- PROBLEM
Check each line of the entries below for the word "JSON", and copy the lines that have it.
****************************************
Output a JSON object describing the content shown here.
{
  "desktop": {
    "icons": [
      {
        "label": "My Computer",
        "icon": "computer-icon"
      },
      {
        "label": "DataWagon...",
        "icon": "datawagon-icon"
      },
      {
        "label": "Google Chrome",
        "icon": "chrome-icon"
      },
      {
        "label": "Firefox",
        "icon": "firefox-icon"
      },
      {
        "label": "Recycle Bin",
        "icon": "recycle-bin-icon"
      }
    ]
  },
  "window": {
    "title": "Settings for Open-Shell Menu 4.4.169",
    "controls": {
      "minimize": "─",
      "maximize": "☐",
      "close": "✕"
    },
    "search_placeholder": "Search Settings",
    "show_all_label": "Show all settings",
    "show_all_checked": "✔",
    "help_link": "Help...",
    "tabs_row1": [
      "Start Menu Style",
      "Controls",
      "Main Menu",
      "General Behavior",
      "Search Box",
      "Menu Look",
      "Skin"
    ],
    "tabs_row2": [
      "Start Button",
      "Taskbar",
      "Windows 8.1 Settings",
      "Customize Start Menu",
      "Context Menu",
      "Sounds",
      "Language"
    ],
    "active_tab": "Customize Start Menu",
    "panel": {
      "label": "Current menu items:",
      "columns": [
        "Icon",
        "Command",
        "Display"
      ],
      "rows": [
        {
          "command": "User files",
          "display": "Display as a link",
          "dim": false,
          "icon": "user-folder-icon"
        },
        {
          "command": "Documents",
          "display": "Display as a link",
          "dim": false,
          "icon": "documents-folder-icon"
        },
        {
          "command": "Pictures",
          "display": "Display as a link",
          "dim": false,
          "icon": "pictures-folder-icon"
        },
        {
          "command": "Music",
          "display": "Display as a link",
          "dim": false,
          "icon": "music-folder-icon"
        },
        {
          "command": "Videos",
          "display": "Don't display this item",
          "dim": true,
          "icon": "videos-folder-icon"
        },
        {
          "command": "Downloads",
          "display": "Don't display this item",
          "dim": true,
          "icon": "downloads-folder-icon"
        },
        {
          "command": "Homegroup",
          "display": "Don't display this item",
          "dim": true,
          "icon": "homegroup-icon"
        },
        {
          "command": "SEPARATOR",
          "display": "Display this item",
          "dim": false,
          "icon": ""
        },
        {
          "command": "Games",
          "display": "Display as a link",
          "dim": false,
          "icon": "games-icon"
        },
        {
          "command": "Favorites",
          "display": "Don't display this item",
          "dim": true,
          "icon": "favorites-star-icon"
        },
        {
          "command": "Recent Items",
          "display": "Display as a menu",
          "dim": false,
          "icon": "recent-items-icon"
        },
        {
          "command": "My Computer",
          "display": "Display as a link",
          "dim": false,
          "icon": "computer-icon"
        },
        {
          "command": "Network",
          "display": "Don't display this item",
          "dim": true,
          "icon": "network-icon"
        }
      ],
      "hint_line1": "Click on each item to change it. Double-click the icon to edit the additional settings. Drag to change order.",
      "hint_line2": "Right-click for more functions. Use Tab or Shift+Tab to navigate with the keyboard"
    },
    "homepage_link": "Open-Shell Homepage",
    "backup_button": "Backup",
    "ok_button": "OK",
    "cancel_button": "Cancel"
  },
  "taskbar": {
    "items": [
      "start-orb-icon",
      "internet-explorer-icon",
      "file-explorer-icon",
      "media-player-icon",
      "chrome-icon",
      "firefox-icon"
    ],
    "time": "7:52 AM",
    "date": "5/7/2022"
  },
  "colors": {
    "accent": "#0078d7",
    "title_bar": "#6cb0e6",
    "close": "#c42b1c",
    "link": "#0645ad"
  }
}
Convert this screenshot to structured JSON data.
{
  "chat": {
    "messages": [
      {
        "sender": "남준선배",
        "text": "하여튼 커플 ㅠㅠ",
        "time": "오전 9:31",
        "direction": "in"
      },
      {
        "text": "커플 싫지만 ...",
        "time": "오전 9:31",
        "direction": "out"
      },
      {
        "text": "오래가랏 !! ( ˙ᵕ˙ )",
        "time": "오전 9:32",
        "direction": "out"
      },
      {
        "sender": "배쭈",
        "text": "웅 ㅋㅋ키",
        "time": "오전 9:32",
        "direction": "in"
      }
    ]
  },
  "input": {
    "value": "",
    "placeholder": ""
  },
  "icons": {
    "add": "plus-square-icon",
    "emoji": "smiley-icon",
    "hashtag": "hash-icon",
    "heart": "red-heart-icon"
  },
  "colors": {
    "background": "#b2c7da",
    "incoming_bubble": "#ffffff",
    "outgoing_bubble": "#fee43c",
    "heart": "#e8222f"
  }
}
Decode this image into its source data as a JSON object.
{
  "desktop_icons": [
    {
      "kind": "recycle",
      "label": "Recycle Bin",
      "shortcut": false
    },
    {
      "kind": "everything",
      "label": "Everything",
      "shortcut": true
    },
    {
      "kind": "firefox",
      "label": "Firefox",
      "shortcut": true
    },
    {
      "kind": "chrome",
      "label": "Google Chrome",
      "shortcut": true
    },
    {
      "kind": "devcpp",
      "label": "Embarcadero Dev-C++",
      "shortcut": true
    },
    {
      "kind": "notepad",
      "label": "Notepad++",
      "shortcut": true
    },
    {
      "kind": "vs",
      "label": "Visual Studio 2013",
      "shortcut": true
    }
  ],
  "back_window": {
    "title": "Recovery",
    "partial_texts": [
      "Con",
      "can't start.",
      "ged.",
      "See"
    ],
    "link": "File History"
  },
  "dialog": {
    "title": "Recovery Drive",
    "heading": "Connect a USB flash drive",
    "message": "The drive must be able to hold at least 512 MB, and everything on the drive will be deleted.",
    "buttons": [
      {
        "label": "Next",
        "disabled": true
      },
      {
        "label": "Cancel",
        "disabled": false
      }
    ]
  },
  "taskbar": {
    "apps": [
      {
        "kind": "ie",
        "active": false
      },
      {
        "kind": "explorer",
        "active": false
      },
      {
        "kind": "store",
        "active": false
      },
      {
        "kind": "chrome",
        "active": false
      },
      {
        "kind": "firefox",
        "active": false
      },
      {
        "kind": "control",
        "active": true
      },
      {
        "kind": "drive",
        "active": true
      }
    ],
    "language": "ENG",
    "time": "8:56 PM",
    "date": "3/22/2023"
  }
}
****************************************
- RESPONSE BOX
Output a JSON object describing the content shown here.
Convert this screenshot to structured JSON data.
Decode this image into its source data as a JSON object.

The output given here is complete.